Everyone has a role to play in addressing climate change – Dr Edwards
Dr Thera Edwards, map curator and lecturer in the Department of Geography and Geology at the University of the West Indies, is urging persons to take action to address climate change as the window to avoid a catastrophe is closing rapidly.
“We are all part of climate change; we all have a role to play and there is room for individual action. If we are not going to act individually in our various roles in our organisations, there are things that we can trigger as actions from our respective positions in our communities to address climate change,” she said.
Dr Edwards was addressing the Council of Voluntary Social Services (CVSS) recently convened sector meeting under the theme ‘SDG13 Climate Action – What Can NGOs Do to Combat Climate Change and its impact?’.
The sector meeting is being held in partnership with the Caribbean Policy Development Centre (CPDC) under the theme ‘Ignite CSO 2023 … Enhancing CARIFORUM’s Civil Society Capacity to Participate in National and Regional Development Programming and Policymaking’.
She recommended the following actions for non-governmental organisations (NGO) and individuals: “Slow down the release of carbon [in the environment] through the planting of trees in urban and forest areas. Make societies more resilient. Invest in sustainable solutions and confront all climate risks,” she said.
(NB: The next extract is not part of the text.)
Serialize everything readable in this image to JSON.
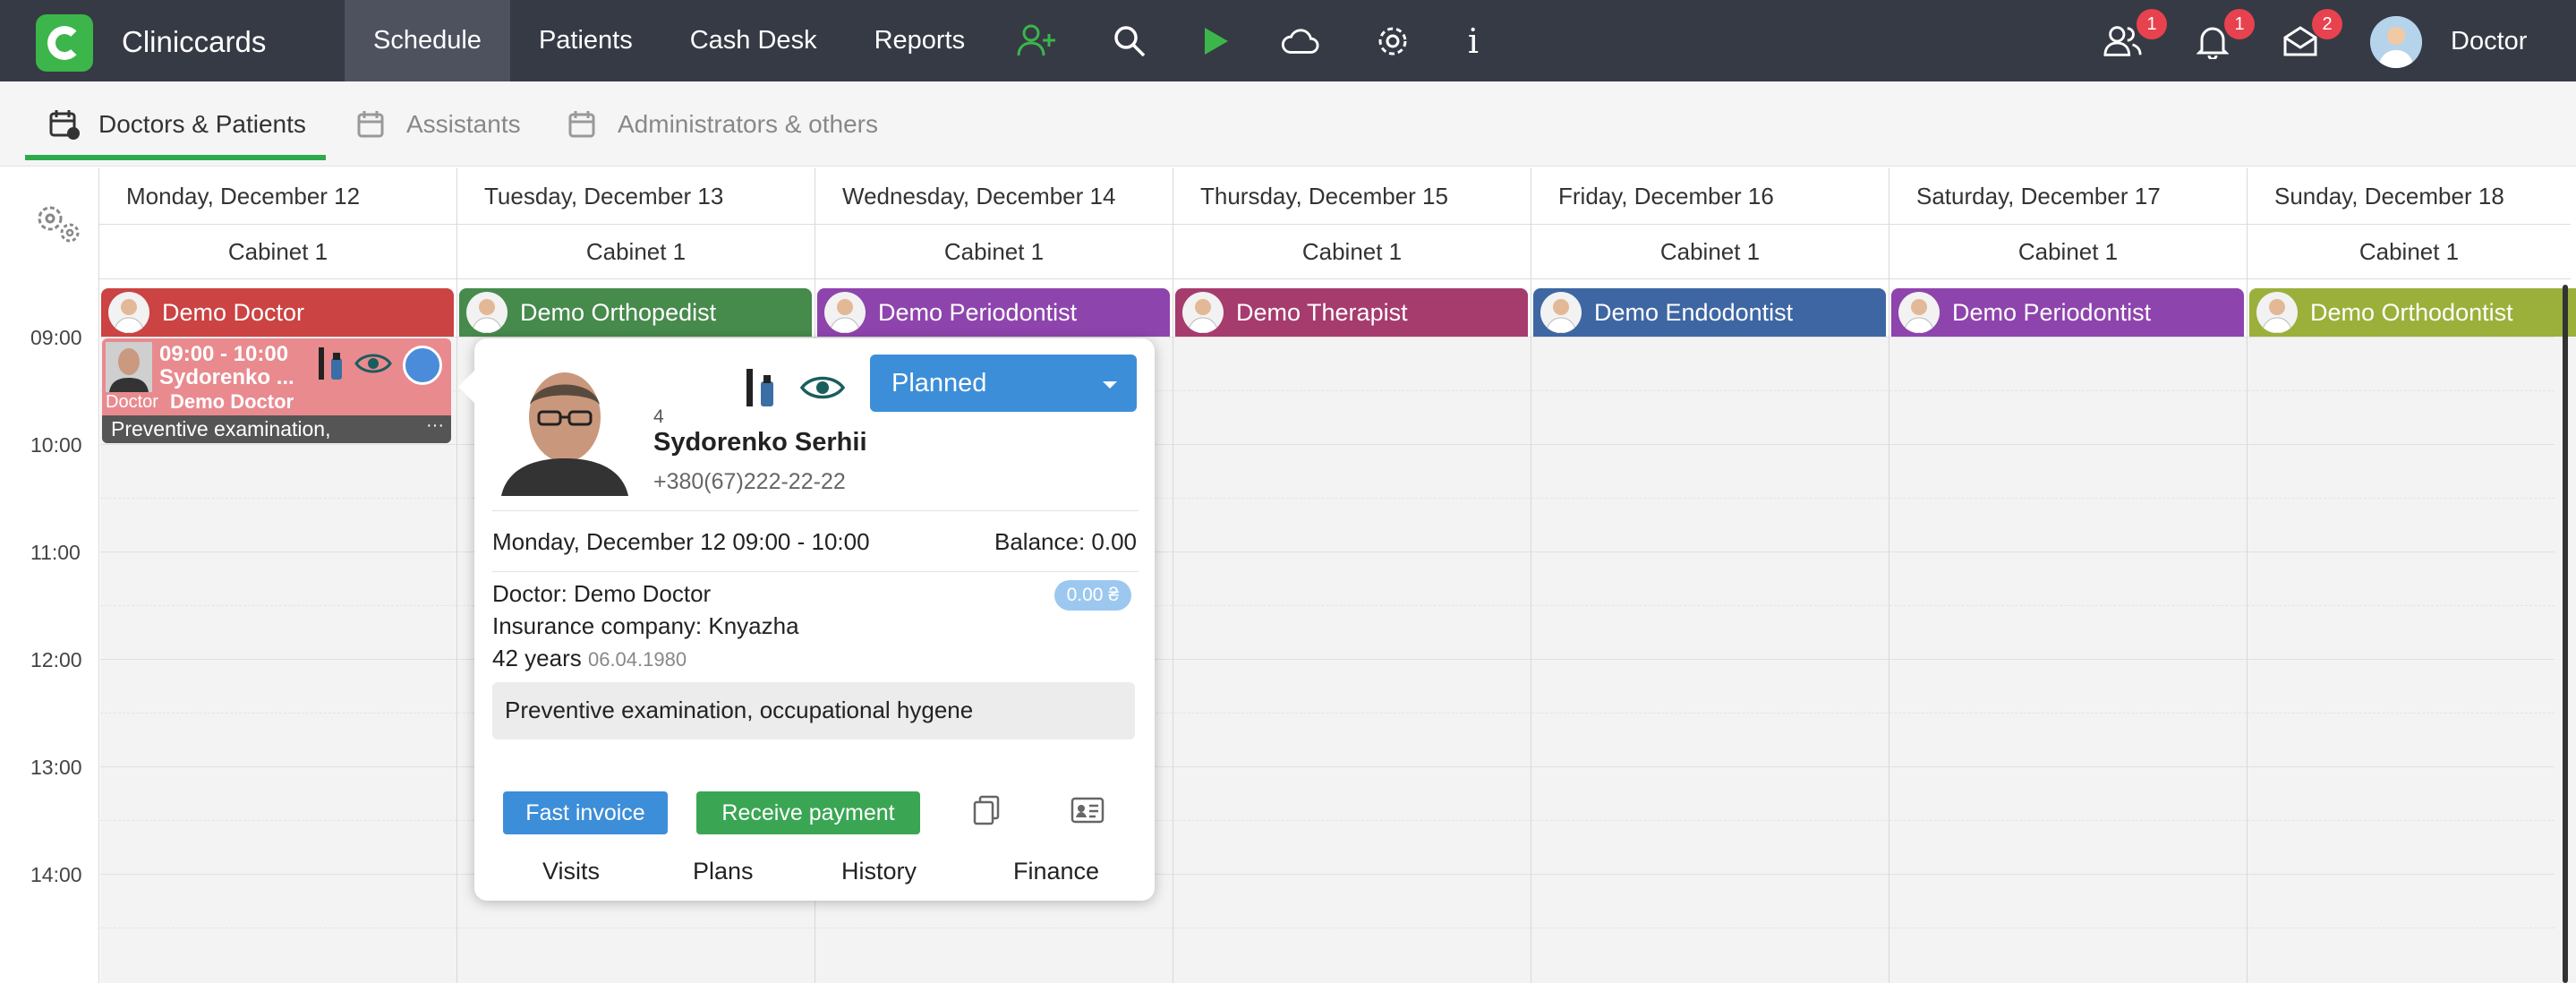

The lecturer in the Department of Geography and Geology at UWI, Mona Campus, says that already there are more frequent storms and extreme weather events but noted, however, that there are mitigating measures that can be taken in preparation for these extreme weather conditions.
“If you are in charge of an organisation and if you have persons who oversee your buildings, ensure that they inspect your buildings, find out if the buildings are up to code. For example, we like to use galvanised zinc on our roofs in the Caribbean, but are the roofs attached using hurricane straps? Are the materials used going to help buildings to resist strong storm force winds?” she asked.
Dr Edwards said keen attention should also be paid to ensure that buildings are insured as many organisations have suffered because of lack of, or adequate insurance coverage.
She advised that electronics, important documents, furniture, and equipment be safeguarded before storm events.
“Have a data management plan and backup plan and use it. How are you managing your data? Is all your data secured in the office? Do you have cloud storage and backup? Do you have external locations where at set time intervals data is sent for storage for secondary backup?” she asked.
She urged persons to be aware of the location in which they are situated, and the risks associated with those areas such as if the area is prone to flooding; if the area is prone to increased temperature, which she said can cause heat stress especially for outdoor activities or in elderly or other vulnerable persons.
Turning to the issue of drought, Dr Edwards said that persons should be practising water conservation using low flow fixtures or using grey water from kitchens, laundry areas or baths to water gardens and backyard plots.
Participants were urged to look around their work, community and home spaces to identify areas for individual and group action to begin to build climate readiness and resilience.